Credit to Author: Mayvelin U. Caraballo, TMT| Date: Thu, 19 Nov 2020 16:25:21 +0000
The Philippine economy is likely to contract by 9.2 percent this year before rebounding in 2021, according to an asset management company.
“We continue to maintain our forecast [of around] -9 percent for this year. Just to give you a sense of what that means, the Philippine economy in 2019 was [worth] P19.3 trillion and we’re [going to] lose around P1.8 trillion [this year],” Phillip Hagedorn, chief investment officer of the Atram Group, said during a forum hosted by Maybank Philippines Inc. on Wednesday.
He also said household consumption and capital formation/investments could ease by 9.4 percent and 34.3 percent this year, respectively, as “companies are just not investing” since they were “saving cash [and] assessing what they need to do.”
“[U]ntil they get that confidence back, we probably won’t see big spending,” he added.

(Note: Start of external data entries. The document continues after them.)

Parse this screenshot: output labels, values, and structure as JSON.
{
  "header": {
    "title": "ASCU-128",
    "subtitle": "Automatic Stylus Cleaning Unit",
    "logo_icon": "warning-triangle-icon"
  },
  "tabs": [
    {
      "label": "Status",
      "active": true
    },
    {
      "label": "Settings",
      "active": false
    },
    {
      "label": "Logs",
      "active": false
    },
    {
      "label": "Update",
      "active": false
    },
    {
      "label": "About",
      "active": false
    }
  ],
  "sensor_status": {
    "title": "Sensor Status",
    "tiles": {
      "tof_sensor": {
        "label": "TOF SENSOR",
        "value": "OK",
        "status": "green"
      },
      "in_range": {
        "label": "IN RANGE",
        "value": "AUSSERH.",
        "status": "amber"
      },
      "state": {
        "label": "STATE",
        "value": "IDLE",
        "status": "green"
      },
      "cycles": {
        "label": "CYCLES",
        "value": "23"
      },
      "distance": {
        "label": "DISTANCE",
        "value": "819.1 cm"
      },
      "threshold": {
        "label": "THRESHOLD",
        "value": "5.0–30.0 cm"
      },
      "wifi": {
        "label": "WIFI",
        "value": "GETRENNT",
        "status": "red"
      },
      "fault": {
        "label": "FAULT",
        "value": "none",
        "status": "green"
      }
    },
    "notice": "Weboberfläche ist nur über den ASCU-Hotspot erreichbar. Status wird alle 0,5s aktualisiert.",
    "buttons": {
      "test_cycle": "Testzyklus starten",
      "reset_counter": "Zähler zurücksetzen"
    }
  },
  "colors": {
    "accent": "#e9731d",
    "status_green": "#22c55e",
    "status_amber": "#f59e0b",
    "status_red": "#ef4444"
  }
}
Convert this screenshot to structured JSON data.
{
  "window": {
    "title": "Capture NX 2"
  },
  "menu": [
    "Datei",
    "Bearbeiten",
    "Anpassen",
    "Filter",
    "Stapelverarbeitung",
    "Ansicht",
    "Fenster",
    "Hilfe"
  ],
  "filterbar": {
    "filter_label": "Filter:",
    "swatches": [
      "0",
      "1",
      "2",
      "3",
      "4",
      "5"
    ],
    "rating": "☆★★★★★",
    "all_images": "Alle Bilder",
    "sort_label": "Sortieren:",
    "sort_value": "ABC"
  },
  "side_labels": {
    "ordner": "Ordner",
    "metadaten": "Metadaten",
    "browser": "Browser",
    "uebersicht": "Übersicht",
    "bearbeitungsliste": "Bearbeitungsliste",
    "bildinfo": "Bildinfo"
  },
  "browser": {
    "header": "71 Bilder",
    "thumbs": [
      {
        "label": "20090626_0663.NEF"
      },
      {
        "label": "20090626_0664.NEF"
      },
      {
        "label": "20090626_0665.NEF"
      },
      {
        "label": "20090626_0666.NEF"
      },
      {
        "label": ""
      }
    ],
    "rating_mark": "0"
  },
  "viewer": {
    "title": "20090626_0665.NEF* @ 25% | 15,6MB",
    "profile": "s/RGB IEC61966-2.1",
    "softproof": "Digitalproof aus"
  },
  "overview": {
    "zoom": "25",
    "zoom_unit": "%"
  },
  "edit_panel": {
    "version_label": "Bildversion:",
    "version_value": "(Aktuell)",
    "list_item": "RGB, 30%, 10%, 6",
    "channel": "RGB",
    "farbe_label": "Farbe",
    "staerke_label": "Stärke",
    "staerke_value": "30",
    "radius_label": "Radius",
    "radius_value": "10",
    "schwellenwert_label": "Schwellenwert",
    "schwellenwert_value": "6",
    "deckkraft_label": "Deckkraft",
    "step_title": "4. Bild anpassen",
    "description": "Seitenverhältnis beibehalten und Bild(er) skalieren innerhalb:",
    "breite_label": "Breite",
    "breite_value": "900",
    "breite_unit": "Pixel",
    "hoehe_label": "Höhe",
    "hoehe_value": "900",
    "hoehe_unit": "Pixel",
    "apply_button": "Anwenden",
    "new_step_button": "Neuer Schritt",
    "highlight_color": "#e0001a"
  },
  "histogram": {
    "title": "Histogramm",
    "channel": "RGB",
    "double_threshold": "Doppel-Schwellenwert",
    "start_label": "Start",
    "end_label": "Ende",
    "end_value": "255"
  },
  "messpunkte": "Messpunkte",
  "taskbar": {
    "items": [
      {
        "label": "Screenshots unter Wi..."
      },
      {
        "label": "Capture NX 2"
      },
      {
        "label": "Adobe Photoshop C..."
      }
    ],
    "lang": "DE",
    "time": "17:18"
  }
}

The Atram Group official said that while state spending could expand by 21.5 percent this year, it was not enough to lift overall domestic output.
“Government spending is what’s keeping us afloat. Unfortunately, a lot of this government spending is not fiscal, [but] health care-related so there’s very little multiplier effect,” he explained.
Latest data showed that government spending in the first nine months of the year, which includes those for infrastructure and capital outlay, maintenance, personnel services and subsidies, surged to P3.02 trillion. The figure is 15.1 percent or P395.8 billion wider than the year-ago amount.
The Atram Group’s latest outlook was worse than the government’s revised assumption of a 5.5-percent gross domestic product (GDP) fall for 2020.
It is also worse than Fitch Solutions and ANZ Research’s -9.1 percent, the International Monetary Fund’s -8.3 percent, the Asian Development Bank’s -7.3 percent, Moody’s Investors Service’s -7 percent, the World Bank’s -6.9 percent, Sun Life Philippines’ -6.5 percent, MUFG Bank Ltd.’s -6.3 percent, and HSBC Private Bank’s -3.9 percent.
It is, however, better than ING Bank Manila’s -10.8 percent, Fitch Ratings’ -9.6 percent, S&P Global Ratings’ -9.5 percent, Capital Economics’ -9.5 percent, Rizal Commercial Banking Corp.’s -9.5 percent to -10 percent, and the Bank of the Philippine Islands’ -9.3 percent.
The Philippines remained in recession after domestic output slid by 11.5 in the third quarter, 16.9 percent in the second and 0.7 percent in the first. This brought the contraction in GDP to 10 percent in the first nine months.
For next year, Hagedorn said the economy was poised to recover by 10.9 percent on account of higher government spending.
“We are expecting that by the first quarter [of] 2021, we will be minus-to-single digit and by the second quarter, [we would be] back to growth for GDP,” he added.
The Atram Group executive forecasts household consumption to grow by 8.2 percent, capital formation/investments to bounce back by 32.5 percent, and government spending to climb by 16 percent next year
If correct, his 2021 projection would fall above the 6.5- to 7.5-percent growth assumption of the government for next year.